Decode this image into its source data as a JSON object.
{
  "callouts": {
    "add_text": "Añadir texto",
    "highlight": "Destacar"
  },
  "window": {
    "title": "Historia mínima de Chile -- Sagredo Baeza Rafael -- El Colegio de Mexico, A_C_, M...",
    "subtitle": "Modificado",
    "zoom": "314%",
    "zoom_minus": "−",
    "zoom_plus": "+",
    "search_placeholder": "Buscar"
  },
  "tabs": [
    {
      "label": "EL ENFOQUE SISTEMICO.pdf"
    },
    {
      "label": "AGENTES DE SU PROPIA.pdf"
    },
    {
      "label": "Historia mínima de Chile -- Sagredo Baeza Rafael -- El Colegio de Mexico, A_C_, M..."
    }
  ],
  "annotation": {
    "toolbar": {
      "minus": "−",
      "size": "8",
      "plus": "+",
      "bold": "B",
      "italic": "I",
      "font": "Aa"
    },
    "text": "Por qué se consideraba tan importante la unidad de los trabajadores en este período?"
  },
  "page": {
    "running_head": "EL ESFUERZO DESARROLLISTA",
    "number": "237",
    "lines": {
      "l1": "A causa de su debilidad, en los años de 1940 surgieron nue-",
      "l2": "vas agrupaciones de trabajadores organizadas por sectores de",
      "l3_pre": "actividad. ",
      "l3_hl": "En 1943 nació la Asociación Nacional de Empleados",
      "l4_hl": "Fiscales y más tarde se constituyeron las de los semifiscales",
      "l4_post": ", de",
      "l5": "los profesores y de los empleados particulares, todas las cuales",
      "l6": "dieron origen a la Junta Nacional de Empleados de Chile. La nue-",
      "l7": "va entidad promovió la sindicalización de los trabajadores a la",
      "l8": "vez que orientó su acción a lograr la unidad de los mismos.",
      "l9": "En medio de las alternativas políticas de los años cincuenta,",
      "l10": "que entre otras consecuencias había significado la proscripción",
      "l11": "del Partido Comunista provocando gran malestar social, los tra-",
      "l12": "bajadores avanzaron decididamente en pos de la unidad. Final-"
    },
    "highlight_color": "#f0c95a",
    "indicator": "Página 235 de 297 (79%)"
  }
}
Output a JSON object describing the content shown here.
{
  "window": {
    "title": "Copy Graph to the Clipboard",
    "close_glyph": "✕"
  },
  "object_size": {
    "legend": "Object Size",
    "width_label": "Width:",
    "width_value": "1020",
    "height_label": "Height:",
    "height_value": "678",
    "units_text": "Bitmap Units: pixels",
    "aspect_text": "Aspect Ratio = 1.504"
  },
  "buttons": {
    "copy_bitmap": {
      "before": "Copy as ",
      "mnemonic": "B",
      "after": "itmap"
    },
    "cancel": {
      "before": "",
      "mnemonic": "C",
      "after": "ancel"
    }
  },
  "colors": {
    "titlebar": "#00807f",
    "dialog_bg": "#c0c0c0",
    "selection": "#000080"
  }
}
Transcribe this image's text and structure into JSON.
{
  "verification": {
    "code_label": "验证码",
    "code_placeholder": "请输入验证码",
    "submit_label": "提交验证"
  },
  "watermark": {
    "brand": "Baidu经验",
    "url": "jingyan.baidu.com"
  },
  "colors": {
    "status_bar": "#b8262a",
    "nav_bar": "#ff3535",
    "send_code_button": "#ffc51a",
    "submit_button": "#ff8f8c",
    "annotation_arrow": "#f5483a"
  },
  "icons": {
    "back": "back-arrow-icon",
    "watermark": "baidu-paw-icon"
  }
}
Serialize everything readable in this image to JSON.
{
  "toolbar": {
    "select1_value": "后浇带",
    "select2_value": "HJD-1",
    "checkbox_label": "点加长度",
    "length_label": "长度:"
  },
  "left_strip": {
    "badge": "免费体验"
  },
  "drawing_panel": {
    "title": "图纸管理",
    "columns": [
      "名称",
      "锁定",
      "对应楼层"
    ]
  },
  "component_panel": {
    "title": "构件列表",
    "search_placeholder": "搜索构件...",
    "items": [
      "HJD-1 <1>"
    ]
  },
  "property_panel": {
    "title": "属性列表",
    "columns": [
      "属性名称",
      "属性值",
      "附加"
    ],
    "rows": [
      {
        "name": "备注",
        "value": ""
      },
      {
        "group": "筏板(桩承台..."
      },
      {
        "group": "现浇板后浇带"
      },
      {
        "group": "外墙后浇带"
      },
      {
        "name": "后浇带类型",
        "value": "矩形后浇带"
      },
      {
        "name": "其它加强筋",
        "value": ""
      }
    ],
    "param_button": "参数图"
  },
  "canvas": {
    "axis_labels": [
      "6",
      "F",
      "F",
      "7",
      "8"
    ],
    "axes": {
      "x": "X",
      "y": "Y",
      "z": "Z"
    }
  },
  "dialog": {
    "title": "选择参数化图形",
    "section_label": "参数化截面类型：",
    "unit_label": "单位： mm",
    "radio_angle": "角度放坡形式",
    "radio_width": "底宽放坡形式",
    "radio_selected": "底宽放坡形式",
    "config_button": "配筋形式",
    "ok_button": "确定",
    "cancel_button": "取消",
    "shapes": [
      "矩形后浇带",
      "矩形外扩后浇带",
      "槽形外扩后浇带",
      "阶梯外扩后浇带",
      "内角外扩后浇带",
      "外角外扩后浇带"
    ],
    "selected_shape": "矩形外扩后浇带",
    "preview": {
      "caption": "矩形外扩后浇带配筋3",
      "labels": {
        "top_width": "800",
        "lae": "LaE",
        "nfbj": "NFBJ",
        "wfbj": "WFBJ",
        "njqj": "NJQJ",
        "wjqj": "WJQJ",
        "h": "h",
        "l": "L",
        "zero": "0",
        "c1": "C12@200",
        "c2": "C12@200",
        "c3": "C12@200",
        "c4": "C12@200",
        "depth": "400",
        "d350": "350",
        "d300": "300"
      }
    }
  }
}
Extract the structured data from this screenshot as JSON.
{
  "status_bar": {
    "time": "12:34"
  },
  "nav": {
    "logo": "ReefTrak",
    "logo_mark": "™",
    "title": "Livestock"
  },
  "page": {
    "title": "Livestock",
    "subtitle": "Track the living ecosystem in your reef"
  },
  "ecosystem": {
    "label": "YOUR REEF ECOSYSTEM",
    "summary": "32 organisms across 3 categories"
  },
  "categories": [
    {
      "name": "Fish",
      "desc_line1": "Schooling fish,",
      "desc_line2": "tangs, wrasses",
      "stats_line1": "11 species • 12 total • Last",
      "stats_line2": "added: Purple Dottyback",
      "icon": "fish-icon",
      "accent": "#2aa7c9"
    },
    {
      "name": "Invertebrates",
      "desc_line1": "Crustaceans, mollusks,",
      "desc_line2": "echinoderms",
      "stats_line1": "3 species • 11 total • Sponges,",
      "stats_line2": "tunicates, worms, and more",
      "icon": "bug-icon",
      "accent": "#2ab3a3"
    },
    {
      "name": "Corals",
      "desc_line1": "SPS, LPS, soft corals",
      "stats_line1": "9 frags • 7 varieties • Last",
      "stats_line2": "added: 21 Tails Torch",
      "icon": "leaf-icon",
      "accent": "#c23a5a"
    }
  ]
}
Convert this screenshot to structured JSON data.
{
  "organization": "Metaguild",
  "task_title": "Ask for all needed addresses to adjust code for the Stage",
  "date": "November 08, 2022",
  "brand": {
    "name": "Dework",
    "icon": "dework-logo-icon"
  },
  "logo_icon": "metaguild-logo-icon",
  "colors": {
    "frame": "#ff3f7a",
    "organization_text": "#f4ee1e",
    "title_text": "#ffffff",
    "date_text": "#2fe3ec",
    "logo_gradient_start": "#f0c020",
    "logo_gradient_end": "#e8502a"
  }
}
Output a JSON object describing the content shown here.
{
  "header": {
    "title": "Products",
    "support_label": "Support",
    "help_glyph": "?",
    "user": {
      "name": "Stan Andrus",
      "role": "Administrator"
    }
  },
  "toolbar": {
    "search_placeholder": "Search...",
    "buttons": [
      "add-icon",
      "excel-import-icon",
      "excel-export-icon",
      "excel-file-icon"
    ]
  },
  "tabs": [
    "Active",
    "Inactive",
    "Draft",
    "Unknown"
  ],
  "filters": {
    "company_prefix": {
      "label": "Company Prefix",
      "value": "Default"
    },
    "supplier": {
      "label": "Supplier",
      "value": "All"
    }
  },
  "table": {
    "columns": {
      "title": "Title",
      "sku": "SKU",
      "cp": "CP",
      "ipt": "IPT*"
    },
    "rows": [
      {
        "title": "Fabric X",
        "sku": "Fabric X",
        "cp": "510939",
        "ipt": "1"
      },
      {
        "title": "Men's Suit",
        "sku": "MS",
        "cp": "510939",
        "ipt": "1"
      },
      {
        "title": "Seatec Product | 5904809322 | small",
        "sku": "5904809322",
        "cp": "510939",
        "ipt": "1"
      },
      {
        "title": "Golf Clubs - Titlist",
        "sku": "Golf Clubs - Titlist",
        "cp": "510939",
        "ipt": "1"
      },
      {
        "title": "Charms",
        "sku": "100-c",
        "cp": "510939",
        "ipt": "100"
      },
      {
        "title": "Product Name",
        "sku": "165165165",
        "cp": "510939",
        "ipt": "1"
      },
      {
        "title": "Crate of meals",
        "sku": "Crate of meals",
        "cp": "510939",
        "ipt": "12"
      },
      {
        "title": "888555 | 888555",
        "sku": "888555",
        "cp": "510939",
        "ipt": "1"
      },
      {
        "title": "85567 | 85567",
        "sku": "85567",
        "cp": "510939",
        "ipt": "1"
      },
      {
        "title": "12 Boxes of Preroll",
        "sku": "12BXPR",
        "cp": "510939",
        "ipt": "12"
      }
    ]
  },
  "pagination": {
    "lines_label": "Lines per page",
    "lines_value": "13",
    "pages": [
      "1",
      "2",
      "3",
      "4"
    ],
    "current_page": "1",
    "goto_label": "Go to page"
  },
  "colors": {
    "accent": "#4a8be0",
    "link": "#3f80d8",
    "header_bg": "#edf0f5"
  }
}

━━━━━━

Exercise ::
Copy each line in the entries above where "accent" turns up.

Answer box ::
      "accent": "#2aa7c9"
      "accent": "#2ab3a3"
      "accent": "#c23a5a"
    "accent": "#4a8be0",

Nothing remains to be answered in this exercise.